The United Federation of Teachers won’t wait for a new mayor to expand the school model that the union says could be key to boosting student success.
This fall, at least nine and possibly as many as 12 schools across all five boroughs will turn into “community schools,” offering a full range of social services to students and their families. They will join the half-dozen schools that already transitioned to the model this year, using a combination of union, city, and private funding.
The UFT has made the community schools model a priority in the lead-up to the city’s mayoral election. Touting the model as one that could mitigate against the many obstacles to academic achievement that poor children face, the union organized several trips to Cincinnati, where all district schools use partnerships with businesses and non-profits to provide an array of supports including early childhood education, classes for adults, food banks, and health, dental, and vision services.
Four leading Democratic candidates for mayor accompanied union officials on those trips, as did State Education Commissioner John King and elected officials and educators from across the city. All of the candidates who took the trips have said they are committed to expanding the model in New York City. And Gov. Andrew Cuomo built $15 million in competitive grants into the state budget for schools to add community services.
But even before the state funds begin flowing or a new mayor takes office, the union is going ahead with an expansion. It opened applications to schools earlier this year and recently selected nine from the nearly 50 that applied to join the second round of the program.
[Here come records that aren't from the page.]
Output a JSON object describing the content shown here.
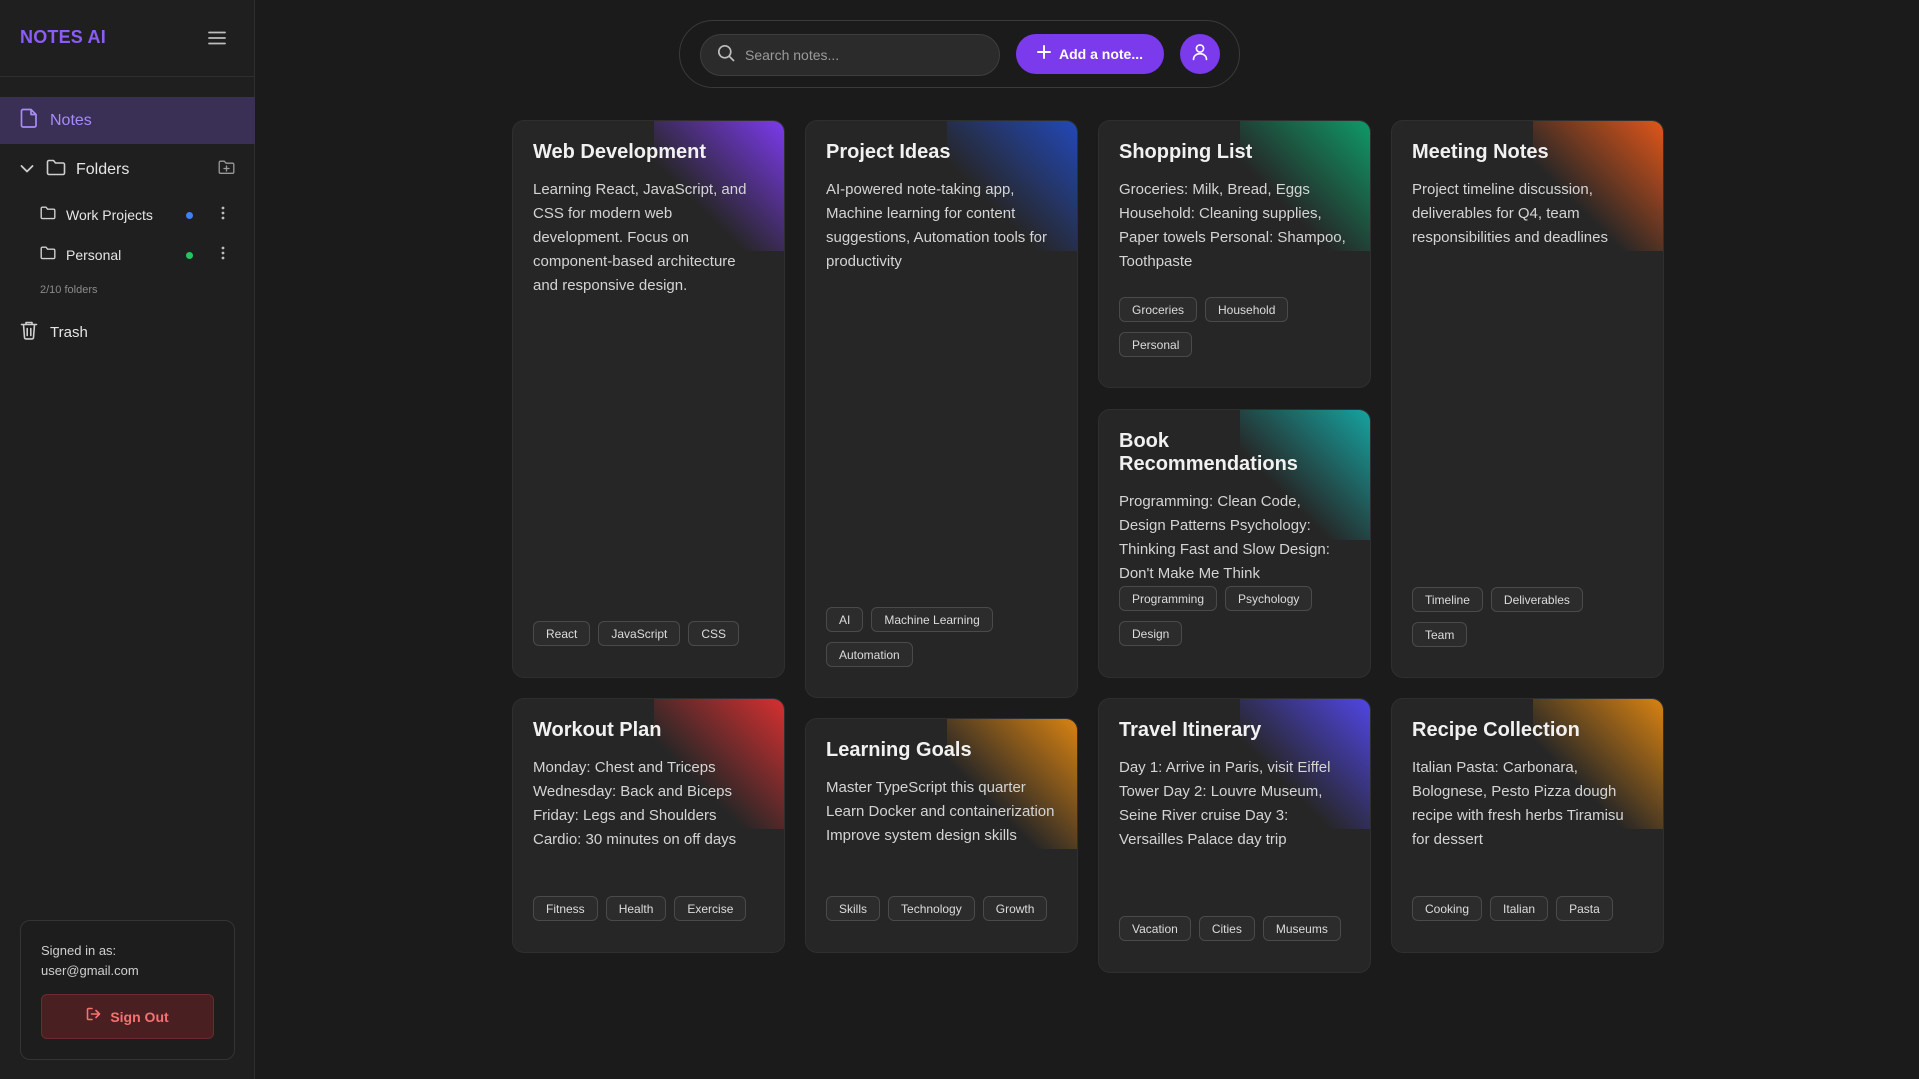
{
  "app": {
    "name": "NOTES AI"
  },
  "sidebar": {
    "notes_label": "Notes",
    "folders_label": "Folders",
    "folders": [
      {
        "name": "Work Projects",
        "color": "#3b82f6"
      },
      {
        "name": "Personal",
        "color": "#22c55e"
      }
    ],
    "folder_count": "2/10 folders",
    "trash_label": "Trash"
  },
  "user": {
    "signed_in_label": "Signed in as:",
    "email": "user@gmail.com",
    "sign_out_label": "Sign Out"
  },
  "topbar": {
    "search_placeholder": "Search notes...",
    "add_label": "Add a note..."
  },
  "colors": {
    "accent": "#7c3aed",
    "purple": "#7c3aed",
    "blue": "#2348b8",
    "green": "#0f9a68",
    "orange": "#e0561a",
    "teal": "#16a3a0",
    "red": "#d63031",
    "amber": "#d98312",
    "indigo": "#5046e5"
  },
  "notes": [
    {
      "title": "Web Development",
      "body": "Learning React, JavaScript, and CSS for modern web development. Focus on component-based architecture and responsive design.",
      "tags": [
        "React",
        "JavaScript",
        "CSS"
      ],
      "accent": "purple"
    },
    {
      "title": "Project Ideas",
      "body": "AI-powered note-taking app, Machine learning for content suggestions, Automation tools for productivity",
      "tags": [
        "AI",
        "Machine Learning",
        "Automation"
      ],
      "accent": "blue"
    },
    {
      "title": "Shopping List",
      "body": "Groceries: Milk, Bread, Eggs Household: Cleaning supplies, Paper towels Personal: Shampoo, Toothpaste",
      "tags": [
        "Groceries",
        "Household",
        "Personal"
      ],
      "accent": "green"
    },
    {
      "title": "Meeting Notes",
      "body": "Project timeline discussion, deliverables for Q4, team responsibilities and deadlines",
      "tags": [
        "Timeline",
        "Deliverables",
        "Team"
      ],
      "accent": "orange"
    },
    {
      "title": "Book Recommendations",
      "body": "Programming: Clean Code, Design Patterns Psychology: Thinking Fast and Slow Design: Don't Make Me Think",
      "tags": [
        "Programming",
        "Psychology",
        "Design"
      ],
      "accent": "teal"
    },
    {
      "title": "Workout Plan",
      "body": "Monday: Chest and Triceps Wednesday: Back and Biceps Friday: Legs and Shoulders Cardio: 30 minutes on off days",
      "tags": [
        "Fitness",
        "Health",
        "Exercise"
      ],
      "accent": "red"
    },
    {
      "title": "Learning Goals",
      "body": "Master TypeScript this quarter Learn Docker and containerization Improve system design skills",
      "tags": [
        "Skills",
        "Technology",
        "Growth"
      ],
      "accent": "amber"
    },
    {
      "title": "Travel Itinerary",
      "body": "Day 1: Arrive in Paris, visit Eiffel Tower Day 2: Louvre Museum, Seine River cruise Day 3: Versailles Palace day trip",
      "tags": [
        "Vacation",
        "Cities",
        "Museums"
      ],
      "accent": "indigo"
    },
    {
      "title": "Recipe Collection",
      "body": "Italian Pasta: Carbonara, Bolognese, Pesto Pizza dough recipe with fresh herbs Tiramisu for dessert",
      "tags": [
        "Cooking",
        "Italian",
        "Pasta"
      ],
      "accent": "amber"
    }
  ]
}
Now, union officials are considering bringing even more schools on board.
“There were some schools that were very, very motivated so we’re revisiting their applications,” said UFT President Michael Mulgrew. “We’re always willing to go to schools where we think this could be useful to them.”
Mulgrew said the union had overhauled the application process since last year after a rocky start to the program, when some schools expected the union to handle all of the heavy lifting and keep paying for services indefinitely.
“We realized after two months we had not correctly framed the vision of it. They just thought they were going to get help and money,” Mulgrew said. “This is about teaching the school community how to analyze what your needs are, but the path has to be to self-sustainability.”
The union’s position is that there are sufficient service providers in the city to meet many students’ needs, but they do not work where students and their families need them most. The community schools program gives each participating school a coordinator whose job is to figure out what families need and work with existing service providers to help them relocate some of their efforts to the school building. Union officials act as a citywide broker, connecting coordinators with the service providers they request.
In the revamped application process, schools won points if they could show they understood the model, had ideas for implementation, boasted good relationship between teachers and administrators; and already managed their space and partnerships creatively. Only schools where at least 60 percent of students are eligible for free lunch could apply. The top 20 applicants made their case further in hourlong interviews.
The schools that came out on top are P.S. 83 and the International School for Liberal Arts High School in the Bronx; P.S. 1 in Manhattan; P.S. 65 in Queens and the Queens High School for Information, Research, and Technology; P.S. 335 and M.S. 584, which share a Brooklyn building; and P.S. 78 and P.S. 14, which share a building on Staten Island.
The six schools that joined the program this year also opted to continue it for a second year. Two of the schools are launching vision clinics, something Mulgrew said had not been planned for them until the school coordinators raised the idea.
Last year, the $600,000 in startup funding came from the union, the City Council, and the Partnership for New York City. Another funder, Trinity Wall Street, pitched in another $150,000 midyear. Union officials said they were still working to line up funding sources for the program’s second year but that they hoped that the City Council and the Partnership for New York City would continue to show support.
Council Speaker Christine Quinn is among the mayoral candidates who have touted the community schools model, and Mulgrew pointed to two other council members, Melissa Mark-Viverito and Debbie Rose, who had also traveled to Cincinnati.
With the model seeming likely to be poised for an even larger expansion in the near future, Mulgrew said he was glad the union could grow its community schools program slowly and cautiously to start.
“I don’t think that this is a fit for every school,” he said. “We have to make sure that we are doing this work correctly. We have to make sure we don’t just expand this for political purposes.”
Still, Mulgrew said, the possibilities of what could happen if the city’s next mayor believes in the community schools model are exciting. Right now, he said, city school construction doesn’t take non-academic services into account, and city agencies aren’t told that they must work together with the Department of Education.
“That would be a huge barrier to overcome — if we had a mayor directing them to cooperate,” Mulgrew said.
He added, “This is what has frustrated me about the whole city — there are a lot of services, and they really want to try to help, and there’s no one trying to connect it all.”